Regular exercise has been shown to increase success rates for people who are trying to quit smoking. Exercise can help people who suffer from conditions of chronic pain, as in osteoarthritis. Regular exercise modestly reduces the risk of certain cancers like breast and colon cancer, and also endometrial, prostate, and pancreatic cancer. Furthermore, survival in persons who have these cancers is also improved by regular exercise.[2]

Exercise can be a stimulating social experience. Walking groups, fitness clubs, aerobic classes, ballroom dancing, and group classes for seniors can be social, informative, and motivating. And regular physical activity has been shown to improve the ease with which 70 to 78-year-olds perform activities of daily living (ADLs) and to increase the percentage of 78 to 85-year-olds who are still able to perform their ADLs independently.[3]

Chances are you’ve heard of some additional benefits with exercise, but here’s one you may not have heard: gallstones are less likely to cause trouble in people who exercise and happen to have gallstones in their gallbladders.
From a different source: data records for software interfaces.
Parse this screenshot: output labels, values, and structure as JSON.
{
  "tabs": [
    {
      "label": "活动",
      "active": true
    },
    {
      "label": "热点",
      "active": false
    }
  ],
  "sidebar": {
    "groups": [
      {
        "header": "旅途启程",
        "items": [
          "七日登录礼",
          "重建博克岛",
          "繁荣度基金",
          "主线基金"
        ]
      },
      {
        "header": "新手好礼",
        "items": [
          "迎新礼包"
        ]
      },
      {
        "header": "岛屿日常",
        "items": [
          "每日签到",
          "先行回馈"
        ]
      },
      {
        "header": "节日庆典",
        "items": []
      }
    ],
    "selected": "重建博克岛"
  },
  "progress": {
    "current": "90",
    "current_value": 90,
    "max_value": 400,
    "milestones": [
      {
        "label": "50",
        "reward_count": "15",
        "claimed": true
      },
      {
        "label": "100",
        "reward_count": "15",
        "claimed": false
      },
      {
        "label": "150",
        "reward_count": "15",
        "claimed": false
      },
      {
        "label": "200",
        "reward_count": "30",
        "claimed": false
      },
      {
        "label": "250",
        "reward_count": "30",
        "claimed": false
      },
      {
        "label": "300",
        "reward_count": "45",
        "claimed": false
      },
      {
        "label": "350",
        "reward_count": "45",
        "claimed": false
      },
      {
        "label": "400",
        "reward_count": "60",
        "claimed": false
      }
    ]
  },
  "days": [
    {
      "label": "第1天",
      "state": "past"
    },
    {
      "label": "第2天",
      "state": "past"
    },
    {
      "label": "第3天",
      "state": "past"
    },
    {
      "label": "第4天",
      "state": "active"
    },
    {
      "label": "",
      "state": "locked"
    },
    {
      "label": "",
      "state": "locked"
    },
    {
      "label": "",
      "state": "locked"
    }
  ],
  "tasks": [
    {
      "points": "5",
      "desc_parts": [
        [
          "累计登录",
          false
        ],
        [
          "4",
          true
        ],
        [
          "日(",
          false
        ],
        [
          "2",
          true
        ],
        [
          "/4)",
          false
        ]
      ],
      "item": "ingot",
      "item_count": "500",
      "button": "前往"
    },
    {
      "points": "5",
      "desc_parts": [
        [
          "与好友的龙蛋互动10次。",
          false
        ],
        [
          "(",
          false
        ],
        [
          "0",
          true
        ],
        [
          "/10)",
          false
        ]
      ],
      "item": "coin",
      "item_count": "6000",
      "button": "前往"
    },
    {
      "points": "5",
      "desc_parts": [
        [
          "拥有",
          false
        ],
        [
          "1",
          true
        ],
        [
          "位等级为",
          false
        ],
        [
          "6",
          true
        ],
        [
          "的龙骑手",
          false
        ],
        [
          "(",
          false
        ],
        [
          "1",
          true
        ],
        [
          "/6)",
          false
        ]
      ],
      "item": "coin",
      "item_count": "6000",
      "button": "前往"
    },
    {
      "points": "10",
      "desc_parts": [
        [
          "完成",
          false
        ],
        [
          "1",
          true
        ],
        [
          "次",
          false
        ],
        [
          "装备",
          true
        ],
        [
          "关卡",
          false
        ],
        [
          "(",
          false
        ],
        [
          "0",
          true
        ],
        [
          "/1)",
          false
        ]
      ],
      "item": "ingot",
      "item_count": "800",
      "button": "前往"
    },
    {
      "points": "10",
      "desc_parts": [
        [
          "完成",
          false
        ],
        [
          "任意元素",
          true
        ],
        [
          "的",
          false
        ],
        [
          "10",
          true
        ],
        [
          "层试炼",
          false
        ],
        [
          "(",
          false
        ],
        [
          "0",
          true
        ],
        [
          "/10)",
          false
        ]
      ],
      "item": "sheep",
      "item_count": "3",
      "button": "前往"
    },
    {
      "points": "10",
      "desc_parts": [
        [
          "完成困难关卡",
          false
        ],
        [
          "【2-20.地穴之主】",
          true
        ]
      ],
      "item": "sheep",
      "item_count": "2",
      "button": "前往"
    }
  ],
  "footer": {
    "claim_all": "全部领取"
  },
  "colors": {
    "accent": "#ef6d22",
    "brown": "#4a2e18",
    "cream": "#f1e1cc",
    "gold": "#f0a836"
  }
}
Read other entries in this seriesDownload a pdf of the entire Exercise as a Pill series.

 

[1] Wolfson L, Whipple R, Derby C, et al. Balance and Strength Training in Older Adults: Intervention Gains and Tai Chi Maintenance. J Am Geriatr Soc (Journal of the American Geriatrics Society) 1996; 44:498.

[2] Peterson D. Overview of the Risks and Benefits of Exercise. UpToDate, Wolters Kluwer Health. August 20, 2014.

[3] Stessman J, Hammerman-Rozenberg R, Cohen A, et al. Physical Activity, Function, and Longevity Among the Very Old. Arch Intern Med (Archives of Internal Medicine) 2009; 169:1476.